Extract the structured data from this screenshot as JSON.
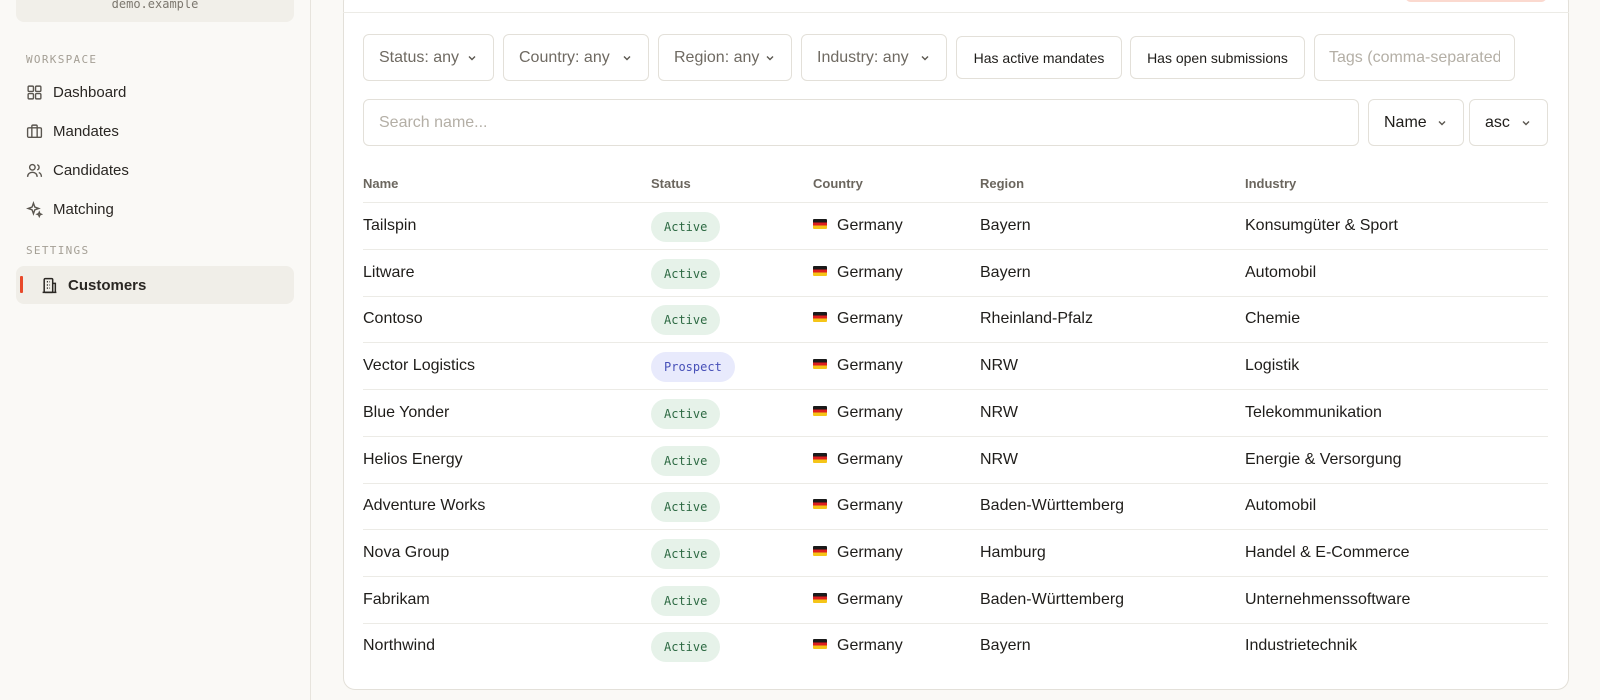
{
  "sidebar": {
    "org_domain": "demo.example",
    "workspace_label": "WORKSPACE",
    "settings_label": "SETTINGS",
    "items": [
      {
        "label": "Dashboard",
        "icon": "grid-icon"
      },
      {
        "label": "Mandates",
        "icon": "briefcase-icon"
      },
      {
        "label": "Candidates",
        "icon": "users-icon"
      },
      {
        "label": "Matching",
        "icon": "sparkle-icon"
      }
    ],
    "settings_items": [
      {
        "label": "Customers",
        "icon": "building-icon",
        "active": true
      }
    ]
  },
  "filters": {
    "status": "Status: any",
    "country": "Country: any",
    "region": "Region: any",
    "industry": "Industry: any",
    "has_active_mandates": "Has active mandates",
    "has_open_submissions": "Has open submissions",
    "tags_placeholder": "Tags (comma-separated)"
  },
  "search": {
    "placeholder": "Search name...",
    "sort_field": "Name",
    "sort_dir": "asc"
  },
  "table": {
    "headers": [
      "Name",
      "Status",
      "Country",
      "Region",
      "Industry"
    ],
    "rows": [
      {
        "name": "Tailspin",
        "status": "Active",
        "country": "Germany",
        "region": "Bayern",
        "industry": "Konsumgüter & Sport"
      },
      {
        "name": "Litware",
        "status": "Active",
        "country": "Germany",
        "region": "Bayern",
        "industry": "Automobil"
      },
      {
        "name": "Contoso",
        "status": "Active",
        "country": "Germany",
        "region": "Rheinland-Pfalz",
        "industry": "Chemie"
      },
      {
        "name": "Vector Logistics",
        "status": "Prospect",
        "country": "Germany",
        "region": "NRW",
        "industry": "Logistik"
      },
      {
        "name": "Blue Yonder",
        "status": "Active",
        "country": "Germany",
        "region": "NRW",
        "industry": "Telekommunikation"
      },
      {
        "name": "Helios Energy",
        "status": "Active",
        "country": "Germany",
        "region": "NRW",
        "industry": "Energie & Versorgung"
      },
      {
        "name": "Adventure Works",
        "status": "Active",
        "country": "Germany",
        "region": "Baden-Württemberg",
        "industry": "Automobil"
      },
      {
        "name": "Nova Group",
        "status": "Active",
        "country": "Germany",
        "region": "Hamburg",
        "industry": "Handel & E-Commerce"
      },
      {
        "name": "Fabrikam",
        "status": "Active",
        "country": "Germany",
        "region": "Baden-Württemberg",
        "industry": "Unternehmenssoftware"
      },
      {
        "name": "Northwind",
        "status": "Active",
        "country": "Germany",
        "region": "Bayern",
        "industry": "Industrietechnik"
      }
    ]
  },
  "colors": {
    "accent": "#e8492a",
    "active_badge_bg": "#e6f2e9",
    "active_badge_fg": "#2d6a43",
    "prospect_badge_bg": "#e8eafc",
    "prospect_badge_fg": "#4750b8"
  }
}
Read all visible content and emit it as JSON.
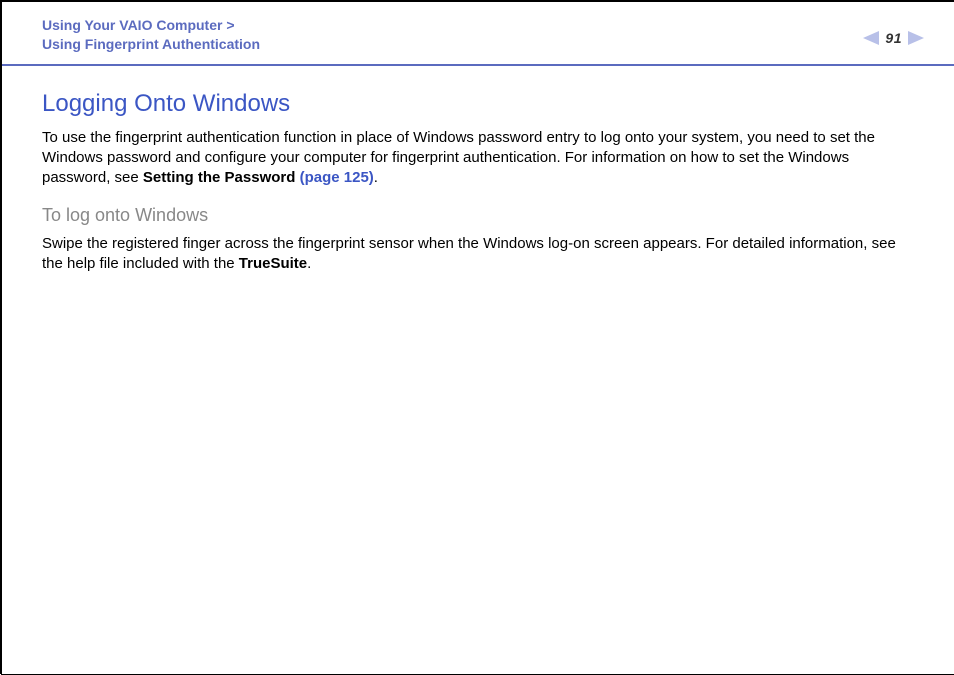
{
  "header": {
    "breadcrumb_line1": "Using Your VAIO Computer >",
    "breadcrumb_line2": "Using Fingerprint Authentication",
    "page_number": "91"
  },
  "main": {
    "title": "Logging Onto Windows",
    "intro_part1": "To use the fingerprint authentication function in place of Windows password entry to log onto your system, you need to set the Windows password and configure your computer for fingerprint authentication. For information on how to set the Windows password, see ",
    "intro_bold": "Setting the Password ",
    "intro_link": "(page 125)",
    "intro_part2": ".",
    "subhead": "To log onto Windows",
    "sub_body_part1": "Swipe the registered finger across the fingerprint sensor when the Windows log-on screen appears. For detailed information, see the help file included with the ",
    "sub_body_bold": "TrueSuite",
    "sub_body_part2": "."
  }
}
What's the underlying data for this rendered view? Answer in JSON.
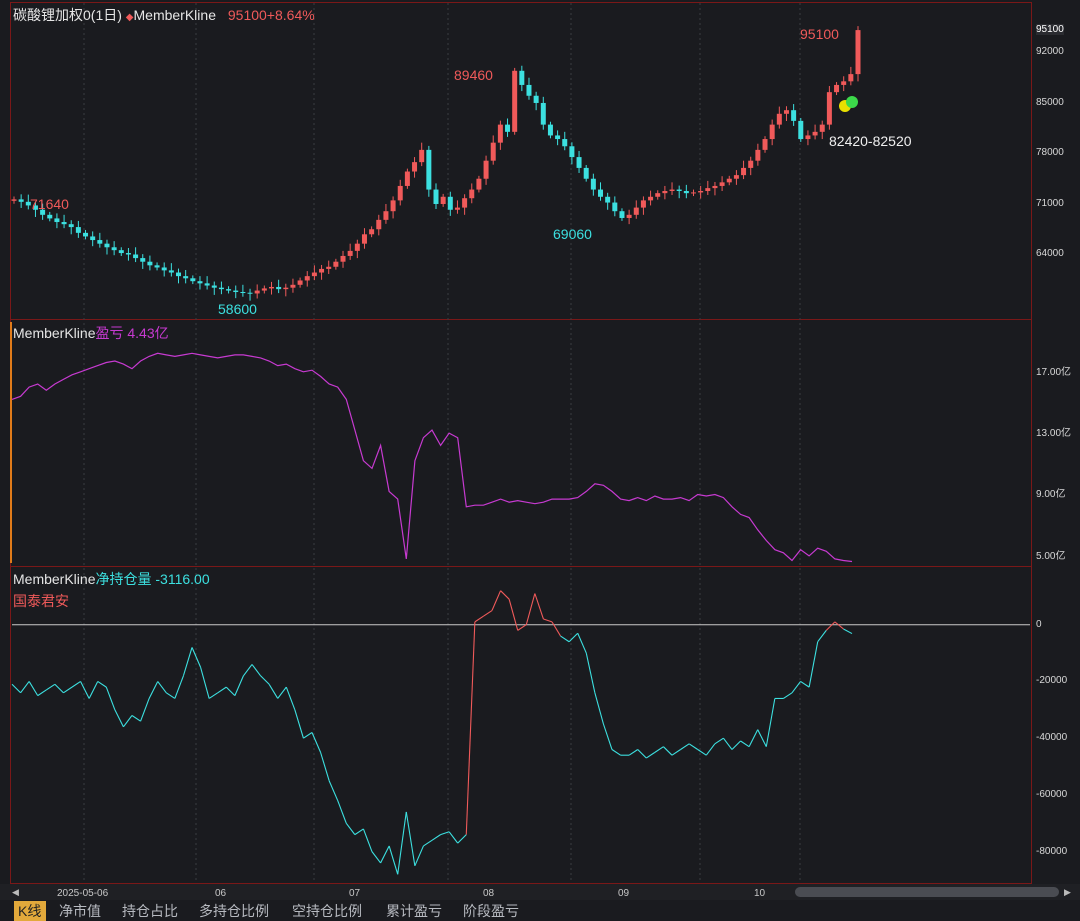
{
  "kline": {
    "title": "碳酸锂加权0(1日)",
    "indicator_marker": "◆",
    "indicator_name": "MemberKline",
    "last_value": "95100+8.64%",
    "annotations": {
      "high_label": "89460",
      "low_label": "58600",
      "start_label": "71640",
      "mid_low_label": "69060",
      "last_high_label": "95100",
      "range_label": "82420-82520"
    },
    "y_ticks": [
      "95100",
      "92000",
      "85000",
      "78000",
      "71000",
      "64000"
    ]
  },
  "profit": {
    "name": "MemberKline",
    "label": "盈亏",
    "value": "4.43亿",
    "y_ticks": [
      "17.00亿",
      "13.00亿",
      "9.00亿",
      "5.00亿"
    ],
    "series": [
      15.0,
      15.2,
      15.8,
      16.0,
      15.6,
      16.0,
      16.3,
      16.6,
      16.8,
      17.0,
      17.2,
      17.4,
      17.5,
      17.3,
      17.0,
      17.5,
      17.8,
      18.0,
      17.9,
      17.8,
      17.9,
      18.0,
      17.9,
      17.8,
      17.7,
      17.8,
      17.9,
      17.9,
      17.8,
      17.7,
      17.5,
      17.2,
      17.3,
      17.0,
      16.8,
      16.9,
      16.5,
      16.0,
      15.8,
      15.0,
      13.0,
      11.0,
      10.5,
      12.0,
      9.0,
      8.5,
      4.6,
      11.0,
      12.5,
      13.0,
      12.0,
      12.8,
      12.5,
      8.0,
      8.1,
      8.1,
      8.3,
      8.5,
      8.3,
      8.4,
      8.3,
      8.2,
      8.3,
      8.5,
      8.5,
      8.5,
      8.6,
      9.0,
      9.5,
      9.4,
      9.0,
      8.5,
      8.4,
      8.6,
      8.4,
      8.7,
      8.5,
      8.5,
      8.6,
      8.4,
      8.8,
      8.7,
      8.8,
      8.6,
      8.0,
      7.5,
      7.3,
      6.5,
      5.8,
      5.2,
      5.0,
      4.5,
      5.2,
      4.8,
      5.3,
      5.1,
      4.6,
      4.5,
      4.43
    ],
    "color": "#c73ad1"
  },
  "position": {
    "name": "MemberKline",
    "label": "净持仓量",
    "value": "-3116.00",
    "member": "国泰君安",
    "y_ticks": [
      "0",
      "-20000",
      "-40000",
      "-60000",
      "-80000"
    ],
    "series": [
      -21000,
      -24000,
      -20000,
      -25000,
      -23000,
      -21000,
      -24000,
      -22000,
      -20000,
      -26000,
      -20000,
      -22000,
      -30000,
      -36000,
      -32000,
      -34000,
      -26000,
      -20000,
      -24000,
      -26000,
      -18000,
      -8000,
      -15000,
      -26000,
      -24000,
      -22000,
      -25000,
      -18000,
      -14000,
      -18000,
      -21000,
      -26000,
      -22000,
      -30000,
      -40000,
      -38000,
      -45000,
      -55000,
      -62000,
      -70000,
      -74000,
      -72000,
      -80000,
      -84000,
      -78000,
      -88000,
      -66000,
      -85000,
      -78000,
      -76000,
      -74000,
      -73000,
      -77000,
      -74000,
      1000,
      3000,
      5000,
      12000,
      9000,
      -2000,
      0,
      11000,
      2000,
      1000,
      -4000,
      -6000,
      -3000,
      -10000,
      -24000,
      -35000,
      -44000,
      -46000,
      -46000,
      -44000,
      -47000,
      -45000,
      -43000,
      -46000,
      -44000,
      -42000,
      -44000,
      -46000,
      -42000,
      -40000,
      -44000,
      -41000,
      -43000,
      -37000,
      -43000,
      -26000,
      -26000,
      -24000,
      -20000,
      -22000,
      -6000,
      -2000,
      1000,
      -1500,
      -3116
    ],
    "zero_color": "#c9c9c9",
    "up_color": "#f05a5a",
    "down_color": "#3ce0e0"
  },
  "x_axis": {
    "labels": [
      "2025-05-06",
      "06",
      "07",
      "08",
      "09",
      "10"
    ]
  },
  "tabs": [
    {
      "label": "K线",
      "active": true
    },
    {
      "label": "净市值",
      "active": false
    },
    {
      "label": "持仓占比",
      "active": false
    },
    {
      "label": "多持仓比例",
      "active": false
    },
    {
      "label": "空持仓比例",
      "active": false
    },
    {
      "label": "累计盈亏",
      "active": false
    },
    {
      "label": "阶段盈亏",
      "active": false
    }
  ],
  "chart_data": {
    "type": "line",
    "title": "碳酸锂加权0(1日)",
    "candles_close": [
      71640,
      71300,
      70800,
      70200,
      69500,
      69000,
      68500,
      68200,
      67800,
      67000,
      66500,
      66000,
      65500,
      65000,
      64600,
      64200,
      64000,
      63500,
      63000,
      62500,
      62200,
      61800,
      61500,
      61000,
      60700,
      60300,
      60000,
      59700,
      59400,
      59200,
      59000,
      58800,
      58700,
      58600,
      59000,
      59300,
      59500,
      59200,
      59400,
      59800,
      60400,
      61000,
      61500,
      62000,
      62300,
      63000,
      63800,
      64500,
      65500,
      66800,
      67500,
      68800,
      70000,
      71500,
      73500,
      75500,
      76800,
      78500,
      73000,
      71000,
      72000,
      70200,
      70500,
      71800,
      73000,
      74500,
      77000,
      79500,
      82000,
      81000,
      89460,
      87500,
      86000,
      85000,
      82000,
      80500,
      80000,
      79000,
      77500,
      76000,
      74500,
      73000,
      72000,
      71200,
      70000,
      69060,
      69500,
      70500,
      71500,
      72000,
      72500,
      72800,
      73000,
      72800,
      72500,
      72600,
      72800,
      73200,
      73500,
      74000,
      74500,
      75000,
      76000,
      77000,
      78500,
      80000,
      82000,
      83500,
      84000,
      82520,
      80000,
      80500,
      81000,
      82000,
      86500,
      87500,
      88000,
      89000,
      95100
    ]
  }
}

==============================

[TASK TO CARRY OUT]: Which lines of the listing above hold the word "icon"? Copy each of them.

[OUTPUT FOR THIS TASK]:
        "icon": "grid-icon"
        "icon": "briefcase-icon"
        "icon": "users-icon"
        "icon": "sparkle-icon"
        "icon": "building-icon",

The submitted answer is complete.